test Browse by Author Names Browse by Titles of Works Browse by Subjects of Works Browse by Issue Dates of Works
       

Advanced Search
Home   
 
Browse   
Communities
& Collections
  
Issue Date   
Author   
Title   
Subject   
 
Sign on to:   
Receive email
updates
  
My Account
authorized users
  
Edit Profile   
 
Help   
About T-Space   

T-Space at The University of Toronto Libraries >
School of Graduate Studies - Theses >
Master >

Please use this identifier to cite or link to this item: http://hdl.handle.net/1807/17712

Title: Surface Modification for Digital Microfluidic Devices
Authors: Shahrestani, Seyedeh Niko
Advisor: Mostaghimi, Javad
Wheeler, Aaron
Department: Mechanical and Industrial Engineering
Keywords: Digital Microfluidics
Sol-Gel
Issue Date: 22-Sep-2009
Abstract: Digital Microfluidics (DMF) is a new field of science and technology that introduces movement of nanoliter to microliter size droplets on patterned electrodes. Droplets can be moved, dispensed, merged, and split on devices. Sequential chemical reaction, and DNA extraction are examples of biological applications of DMF. In this thesis, sol-gel technology has been used as a coating method for thin film fabrication. Sol-gel is suitable for coating thin films with flexible shapes. BaTiO3 was used as a dielectric material for coating the insulator layer of the device. The material was spin coated on glass substrates. Devices were coated spinning at 500 rpm for 45 s, and annealed at 600 °C for 2hrs. The ceramic layer obtained, had a thickness of ~1 µm and average roughness of 60 nm. Nanoliter size droplets of water of ~400 nl were moved on the surface of the devices applying minimum voltage of 30 Volts.
URI: http://hdl.handle.net/1807/17712
Appears in Collections:Master
Department of Mechanical & Industrial Engineering - Master theses

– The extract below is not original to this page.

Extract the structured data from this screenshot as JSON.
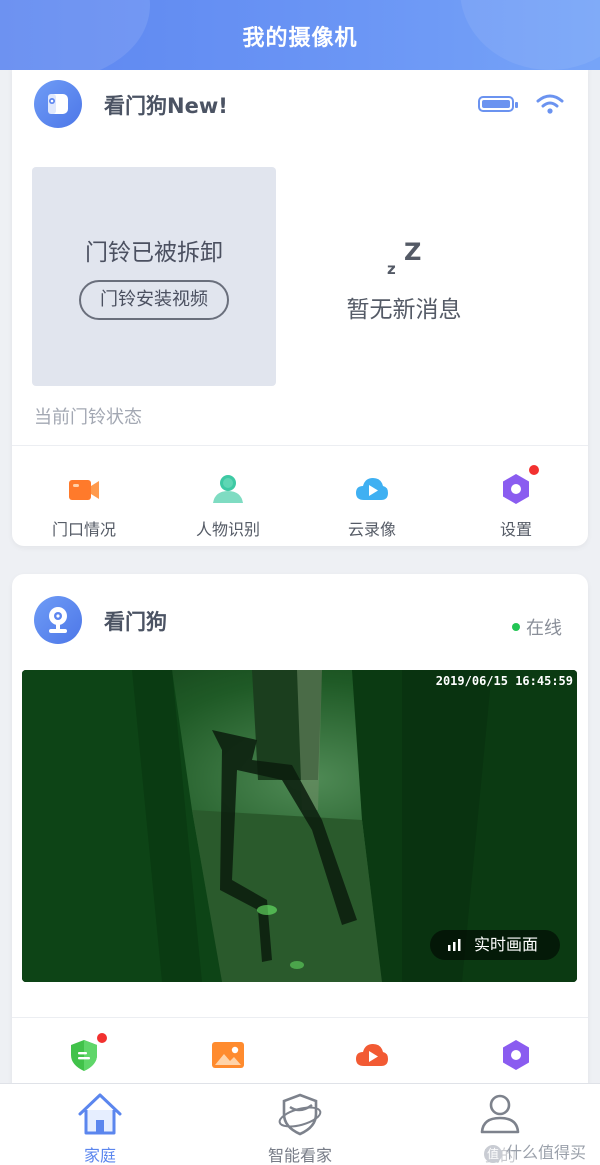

Files in This Item:

File Description SizeFormat
Shahrestani_Seyedeh_N_200906_MASc_thesis.pdf.pdf3.67 MBAdobe PDF
View/Open

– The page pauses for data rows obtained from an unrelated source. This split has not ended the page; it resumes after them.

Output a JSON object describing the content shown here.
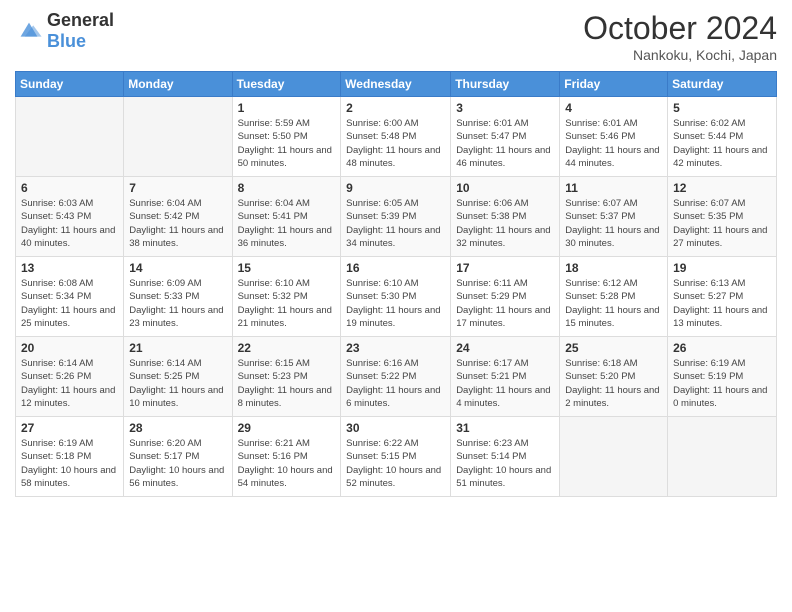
{
  "header": {
    "logo": {
      "general": "General",
      "blue": "Blue"
    },
    "month_title": "October 2024",
    "subtitle": "Nankoku, Kochi, Japan"
  },
  "days_of_week": [
    "Sunday",
    "Monday",
    "Tuesday",
    "Wednesday",
    "Thursday",
    "Friday",
    "Saturday"
  ],
  "weeks": [
    [
      {
        "day": "",
        "info": ""
      },
      {
        "day": "",
        "info": ""
      },
      {
        "day": "1",
        "info": "Sunrise: 5:59 AM\nSunset: 5:50 PM\nDaylight: 11 hours and 50 minutes."
      },
      {
        "day": "2",
        "info": "Sunrise: 6:00 AM\nSunset: 5:48 PM\nDaylight: 11 hours and 48 minutes."
      },
      {
        "day": "3",
        "info": "Sunrise: 6:01 AM\nSunset: 5:47 PM\nDaylight: 11 hours and 46 minutes."
      },
      {
        "day": "4",
        "info": "Sunrise: 6:01 AM\nSunset: 5:46 PM\nDaylight: 11 hours and 44 minutes."
      },
      {
        "day": "5",
        "info": "Sunrise: 6:02 AM\nSunset: 5:44 PM\nDaylight: 11 hours and 42 minutes."
      }
    ],
    [
      {
        "day": "6",
        "info": "Sunrise: 6:03 AM\nSunset: 5:43 PM\nDaylight: 11 hours and 40 minutes."
      },
      {
        "day": "7",
        "info": "Sunrise: 6:04 AM\nSunset: 5:42 PM\nDaylight: 11 hours and 38 minutes."
      },
      {
        "day": "8",
        "info": "Sunrise: 6:04 AM\nSunset: 5:41 PM\nDaylight: 11 hours and 36 minutes."
      },
      {
        "day": "9",
        "info": "Sunrise: 6:05 AM\nSunset: 5:39 PM\nDaylight: 11 hours and 34 minutes."
      },
      {
        "day": "10",
        "info": "Sunrise: 6:06 AM\nSunset: 5:38 PM\nDaylight: 11 hours and 32 minutes."
      },
      {
        "day": "11",
        "info": "Sunrise: 6:07 AM\nSunset: 5:37 PM\nDaylight: 11 hours and 30 minutes."
      },
      {
        "day": "12",
        "info": "Sunrise: 6:07 AM\nSunset: 5:35 PM\nDaylight: 11 hours and 27 minutes."
      }
    ],
    [
      {
        "day": "13",
        "info": "Sunrise: 6:08 AM\nSunset: 5:34 PM\nDaylight: 11 hours and 25 minutes."
      },
      {
        "day": "14",
        "info": "Sunrise: 6:09 AM\nSunset: 5:33 PM\nDaylight: 11 hours and 23 minutes."
      },
      {
        "day": "15",
        "info": "Sunrise: 6:10 AM\nSunset: 5:32 PM\nDaylight: 11 hours and 21 minutes."
      },
      {
        "day": "16",
        "info": "Sunrise: 6:10 AM\nSunset: 5:30 PM\nDaylight: 11 hours and 19 minutes."
      },
      {
        "day": "17",
        "info": "Sunrise: 6:11 AM\nSunset: 5:29 PM\nDaylight: 11 hours and 17 minutes."
      },
      {
        "day": "18",
        "info": "Sunrise: 6:12 AM\nSunset: 5:28 PM\nDaylight: 11 hours and 15 minutes."
      },
      {
        "day": "19",
        "info": "Sunrise: 6:13 AM\nSunset: 5:27 PM\nDaylight: 11 hours and 13 minutes."
      }
    ],
    [
      {
        "day": "20",
        "info": "Sunrise: 6:14 AM\nSunset: 5:26 PM\nDaylight: 11 hours and 12 minutes."
      },
      {
        "day": "21",
        "info": "Sunrise: 6:14 AM\nSunset: 5:25 PM\nDaylight: 11 hours and 10 minutes."
      },
      {
        "day": "22",
        "info": "Sunrise: 6:15 AM\nSunset: 5:23 PM\nDaylight: 11 hours and 8 minutes."
      },
      {
        "day": "23",
        "info": "Sunrise: 6:16 AM\nSunset: 5:22 PM\nDaylight: 11 hours and 6 minutes."
      },
      {
        "day": "24",
        "info": "Sunrise: 6:17 AM\nSunset: 5:21 PM\nDaylight: 11 hours and 4 minutes."
      },
      {
        "day": "25",
        "info": "Sunrise: 6:18 AM\nSunset: 5:20 PM\nDaylight: 11 hours and 2 minutes."
      },
      {
        "day": "26",
        "info": "Sunrise: 6:19 AM\nSunset: 5:19 PM\nDaylight: 11 hours and 0 minutes."
      }
    ],
    [
      {
        "day": "27",
        "info": "Sunrise: 6:19 AM\nSunset: 5:18 PM\nDaylight: 10 hours and 58 minutes."
      },
      {
        "day": "28",
        "info": "Sunrise: 6:20 AM\nSunset: 5:17 PM\nDaylight: 10 hours and 56 minutes."
      },
      {
        "day": "29",
        "info": "Sunrise: 6:21 AM\nSunset: 5:16 PM\nDaylight: 10 hours and 54 minutes."
      },
      {
        "day": "30",
        "info": "Sunrise: 6:22 AM\nSunset: 5:15 PM\nDaylight: 10 hours and 52 minutes."
      },
      {
        "day": "31",
        "info": "Sunrise: 6:23 AM\nSunset: 5:14 PM\nDaylight: 10 hours and 51 minutes."
      },
      {
        "day": "",
        "info": ""
      },
      {
        "day": "",
        "info": ""
      }
    ]
  ]
}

Items in T-Space are protected by copyright, with all rights reserved, unless otherwise indicated.

uoft